## DATA SUPPLIED

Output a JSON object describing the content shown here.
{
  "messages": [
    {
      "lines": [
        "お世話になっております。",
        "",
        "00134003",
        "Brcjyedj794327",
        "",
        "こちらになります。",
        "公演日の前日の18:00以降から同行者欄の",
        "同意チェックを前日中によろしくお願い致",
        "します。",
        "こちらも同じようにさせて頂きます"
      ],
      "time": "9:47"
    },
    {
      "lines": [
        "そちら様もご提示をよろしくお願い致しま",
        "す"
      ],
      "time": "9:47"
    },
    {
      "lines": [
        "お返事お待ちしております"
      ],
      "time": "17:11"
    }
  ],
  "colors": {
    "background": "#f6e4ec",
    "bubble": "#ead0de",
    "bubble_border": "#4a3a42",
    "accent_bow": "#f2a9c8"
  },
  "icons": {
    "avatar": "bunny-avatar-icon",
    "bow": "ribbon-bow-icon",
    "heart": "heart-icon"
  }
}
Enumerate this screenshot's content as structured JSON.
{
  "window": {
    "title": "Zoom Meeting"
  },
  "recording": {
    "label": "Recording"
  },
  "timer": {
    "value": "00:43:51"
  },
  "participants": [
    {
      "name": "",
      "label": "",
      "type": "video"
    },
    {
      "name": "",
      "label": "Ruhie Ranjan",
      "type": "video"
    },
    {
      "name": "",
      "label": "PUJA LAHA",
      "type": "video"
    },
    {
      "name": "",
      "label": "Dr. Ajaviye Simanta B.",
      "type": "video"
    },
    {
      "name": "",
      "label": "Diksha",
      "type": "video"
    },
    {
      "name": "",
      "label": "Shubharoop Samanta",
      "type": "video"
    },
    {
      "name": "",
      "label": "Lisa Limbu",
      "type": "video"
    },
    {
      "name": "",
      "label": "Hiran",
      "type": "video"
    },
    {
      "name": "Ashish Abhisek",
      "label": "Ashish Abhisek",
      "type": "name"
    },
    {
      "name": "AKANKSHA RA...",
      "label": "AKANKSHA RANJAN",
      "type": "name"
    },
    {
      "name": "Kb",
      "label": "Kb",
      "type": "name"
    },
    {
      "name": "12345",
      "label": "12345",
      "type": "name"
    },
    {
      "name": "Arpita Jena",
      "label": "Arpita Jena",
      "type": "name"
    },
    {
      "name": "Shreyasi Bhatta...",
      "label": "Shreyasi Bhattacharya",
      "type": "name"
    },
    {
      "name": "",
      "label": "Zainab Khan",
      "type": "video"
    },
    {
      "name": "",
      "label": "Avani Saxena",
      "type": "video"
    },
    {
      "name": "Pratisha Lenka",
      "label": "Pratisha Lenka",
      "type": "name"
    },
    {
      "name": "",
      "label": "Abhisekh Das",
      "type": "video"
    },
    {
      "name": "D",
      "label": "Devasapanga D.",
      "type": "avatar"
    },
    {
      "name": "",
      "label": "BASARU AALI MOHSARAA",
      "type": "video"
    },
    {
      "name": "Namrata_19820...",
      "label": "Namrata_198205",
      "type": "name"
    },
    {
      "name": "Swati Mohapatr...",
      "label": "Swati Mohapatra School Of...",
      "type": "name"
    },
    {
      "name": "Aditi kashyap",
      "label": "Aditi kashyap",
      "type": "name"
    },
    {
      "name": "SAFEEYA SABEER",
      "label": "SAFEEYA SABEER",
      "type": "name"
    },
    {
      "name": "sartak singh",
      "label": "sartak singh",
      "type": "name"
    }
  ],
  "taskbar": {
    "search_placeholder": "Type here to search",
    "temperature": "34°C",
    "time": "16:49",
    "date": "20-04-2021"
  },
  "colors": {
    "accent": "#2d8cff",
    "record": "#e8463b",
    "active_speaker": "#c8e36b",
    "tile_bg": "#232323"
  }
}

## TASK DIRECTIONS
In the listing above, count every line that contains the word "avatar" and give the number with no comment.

## EXERCISE ANSWER
2